- Pills or tablets. These are made by grinding up the mycelium or fruitbody of the mushroom. Most research indicates that the fruitbodies are more effective in fighting disease so try to find pills made from those.
- For normal health maintenance and bronchial diseases a dose of 1-6 grams is standard. More serious diseases are usually treated with a 9-15 gram dosage. Start with a smaller dose and work up to a larger one so your body has time to adjust.
- Extracts. The active ingredients are concentrated into a liquid using either alcohol or hot water. The label will tell you how many drops is equal to a gram of the mushroom. The extract can be added to a drink, smoothie, or placed directly on the tongue. Learn how to make your own Ganoderma extract here.

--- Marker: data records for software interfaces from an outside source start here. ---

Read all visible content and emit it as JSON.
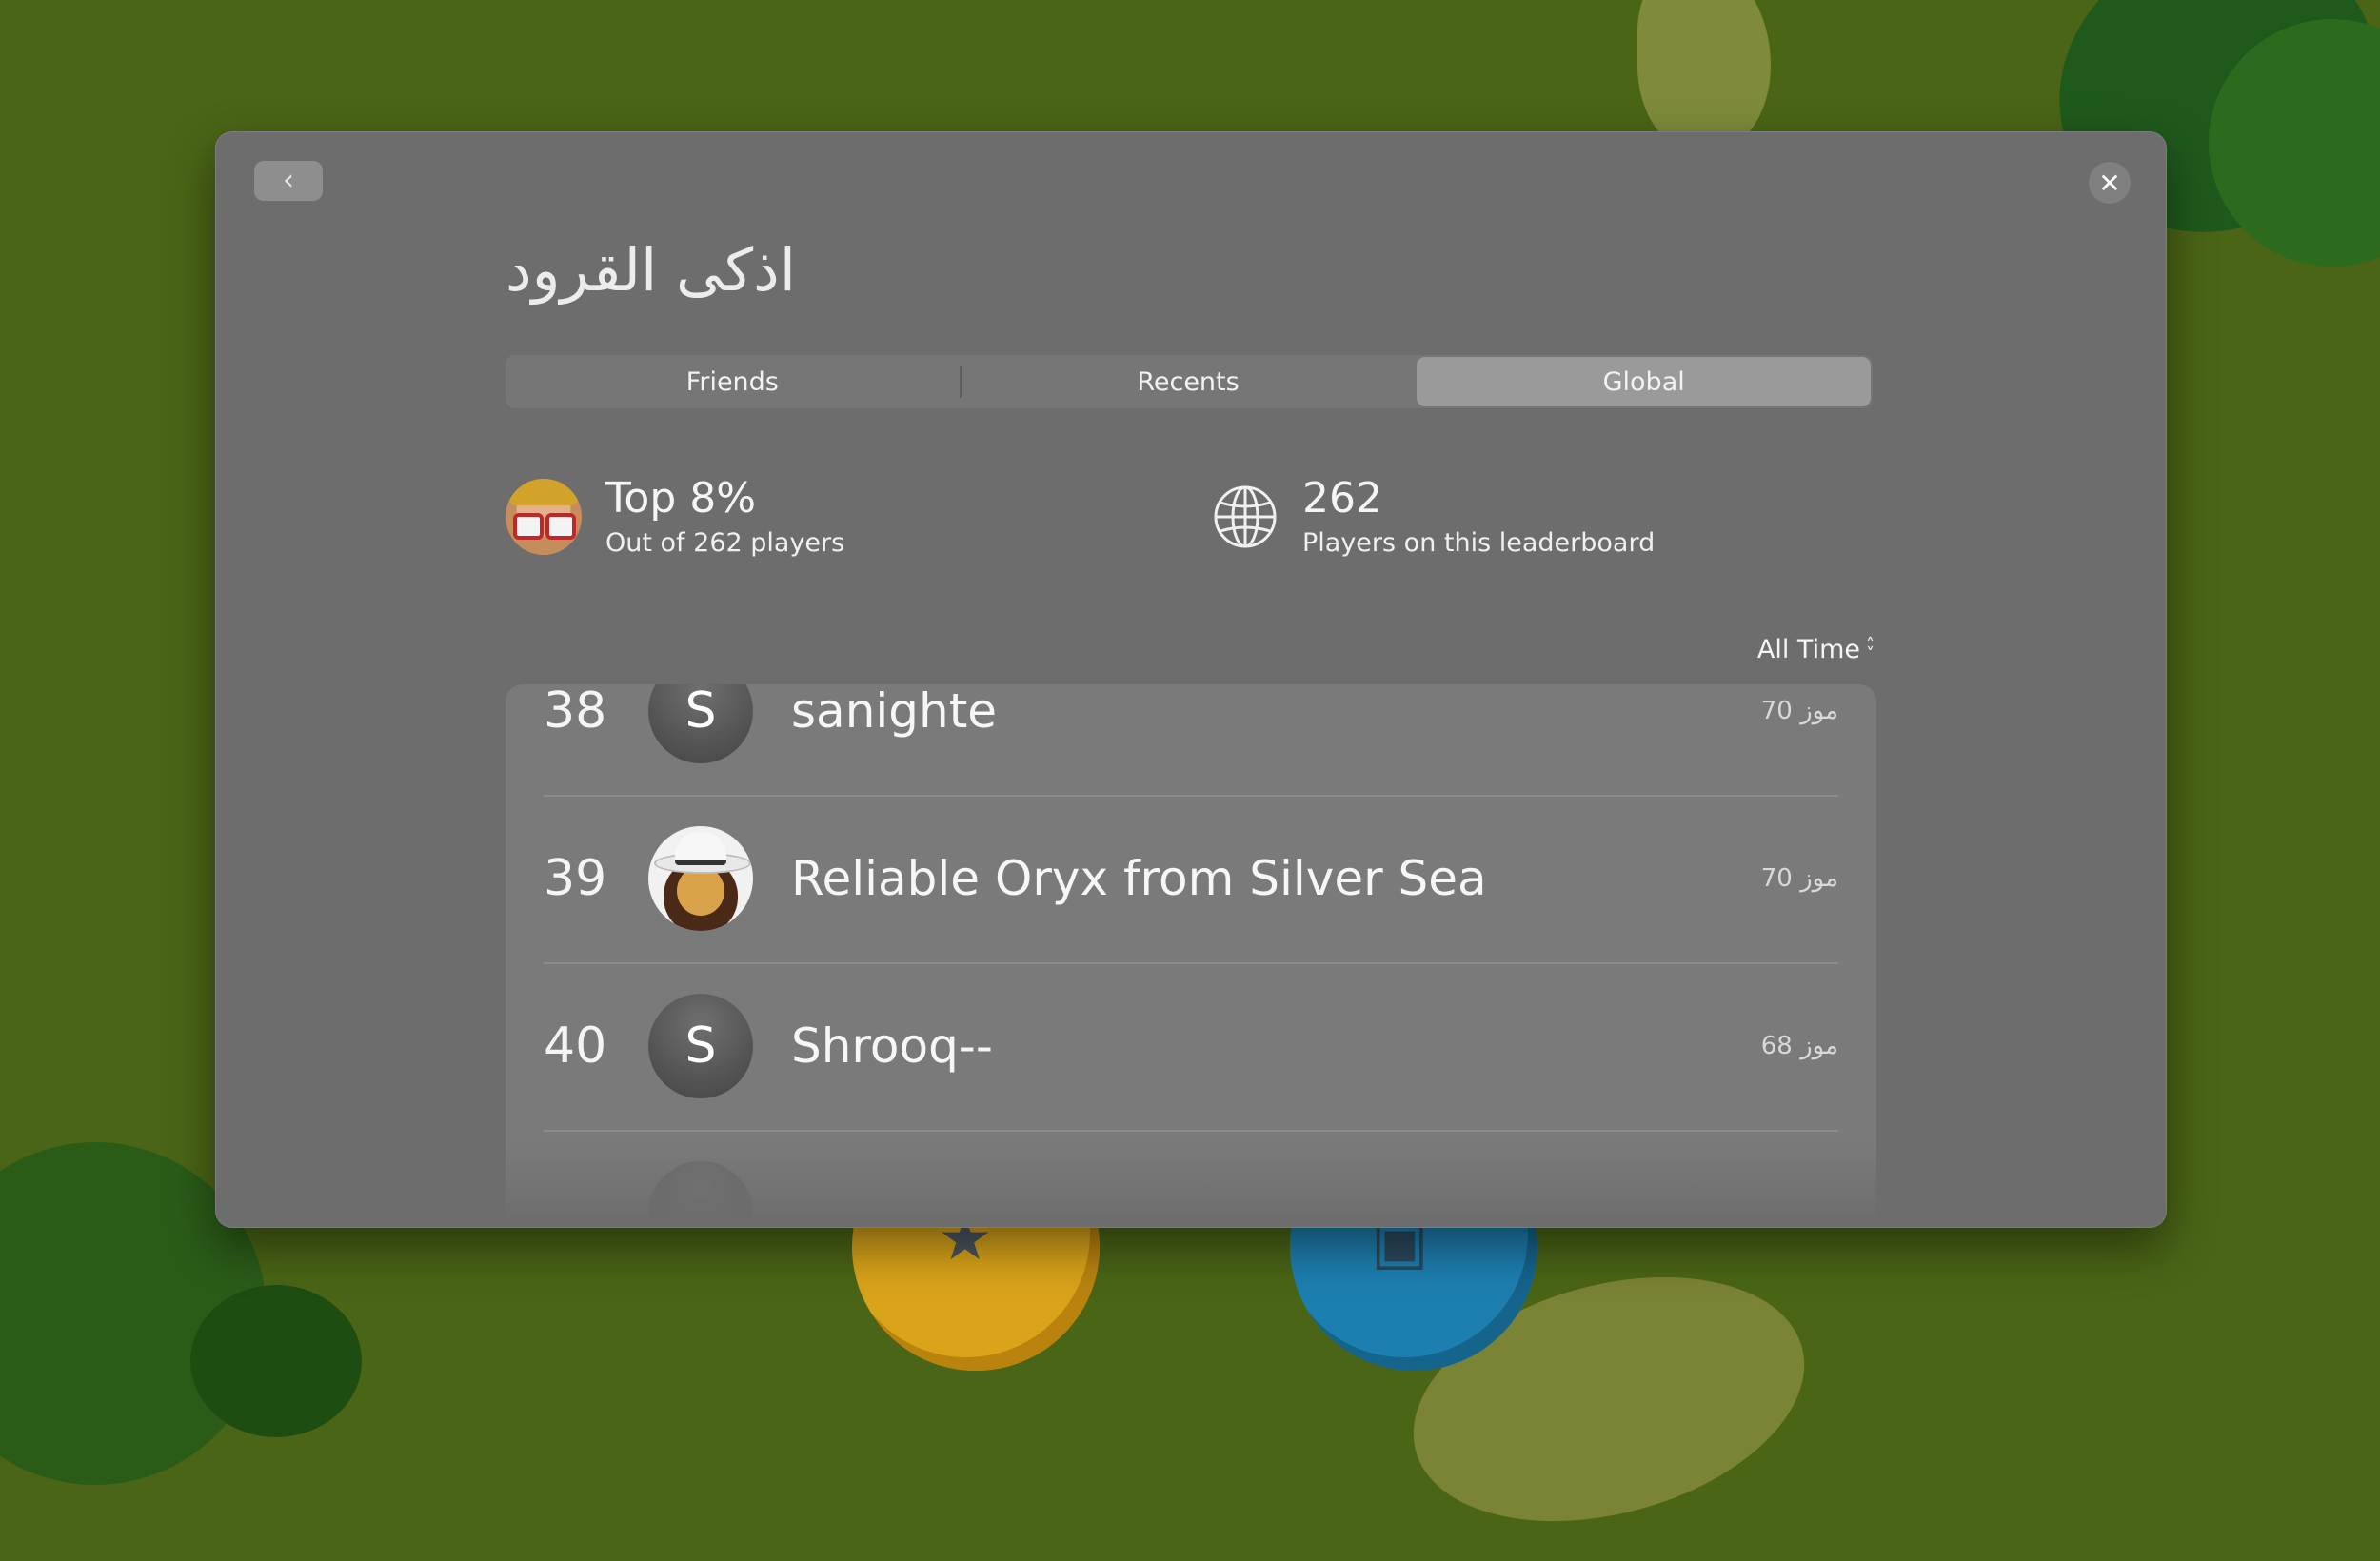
{
  "title": "اذكى القرود",
  "tabs": [
    {
      "label": "Friends",
      "selected": false
    },
    {
      "label": "Recents",
      "selected": false
    },
    {
      "label": "Global",
      "selected": true
    }
  ],
  "my_stat": {
    "headline": "Top 8%",
    "subtitle": "Out of 262 players"
  },
  "total_stat": {
    "headline": "262",
    "subtitle": "Players on this leaderboard"
  },
  "filter": {
    "label": "All Time"
  },
  "rows": [
    {
      "rank": "38",
      "initial": "S",
      "name": "sanighte",
      "score": "70 موز"
    },
    {
      "rank": "39",
      "initial": "",
      "name": "Reliable Oryx from Silver Sea",
      "score": "70 موز"
    },
    {
      "rank": "40",
      "initial": "S",
      "name": "Shrooq--",
      "score": "68 موز"
    }
  ],
  "colors": {
    "panel": "#6d6d6d",
    "list": "#7a7a7a",
    "background": "#4a6516",
    "selected_tab": "#9a9a9a"
  }
}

- Dried reishi mushrooms. These can be purchased as a whole or in powder form. They are too tough to eat but will be effective as a soup or tea.
To make reishi tea, either grind whole mushrooms or slice them into long strips. Measure the amount you want and boil in water for a few minutes. Then reduce the heat and simmer the tea for 1-3 hours. Filter the water using cheese cloth or a coffee filter. More detailed mushroom tea instructions are here.
Be aware that the tea will be very bitter! Some fruit juice or honey will make it taste better. You can also use this reishi tea as a soup base, as your water to make rice, or even in coffee. I image you could freeze it and make “frozen reishi pops” although they may be too bitter for a summer treat!
The dried powder is also useful in making “reishi spirits”. Place some powder in a bottle of your favorite vodka, rice wine, brandy, or other alcohol. I’d recommend around 20 grams of dried mushrooms per bottle but you can experiment to suit your tastes. Let this mixture sit at least a month and strain the powder when serving. Now you can have some triterpenes with your next dinner party!
- As with all supplements, talk to your doctor before starting something new.
- Reishi’s effects are cumulative. You probably won’t notice anything after taking it just once or sporadically. Take it every day and be patient. It can take a few weeks to 2 months to notice an effect.
- Take all pills, powders, and teas with some vitamin C. Research shows that vitamin C increases the absorption of polysaccharides in the body. So add an orange or a multivitamin to your reishi routine!
- Try to buy organically grown mushrooms only. They are safer and better for you.
- Purchase from a company that gives as much information as possible about their product. A good company will tell you how the mushroom was grown and the polysaccharide content. The more you learn about what goes in your body the better. However….
- Be aware of companies that make outrageous claims. Statements like “magic pill”, “cancer cure”, and “reverse aging” are simply not true. Reishi supplements are big business and there are lots of people out there trying to get your money.
New research is sure to reveal even more about this powerful medicinal mushroom. I’ll leave you with this passage from Terry Willard’s very interesting book Reishi Mushroom: Herb of Spiritual Potency and Medical Wonder:
So although I had found many answers to my travels and research, some questions remained. Has reishi’s “spiritual strength” come down from the sacred mountain of the ancient Taoists to aid us at this important historical crossroad, when Western society’s health problems seem insurmountable? Will reishi help direct us towards a new medical theory, one that encompasses both Eastern and Western concepts?
Time will tell!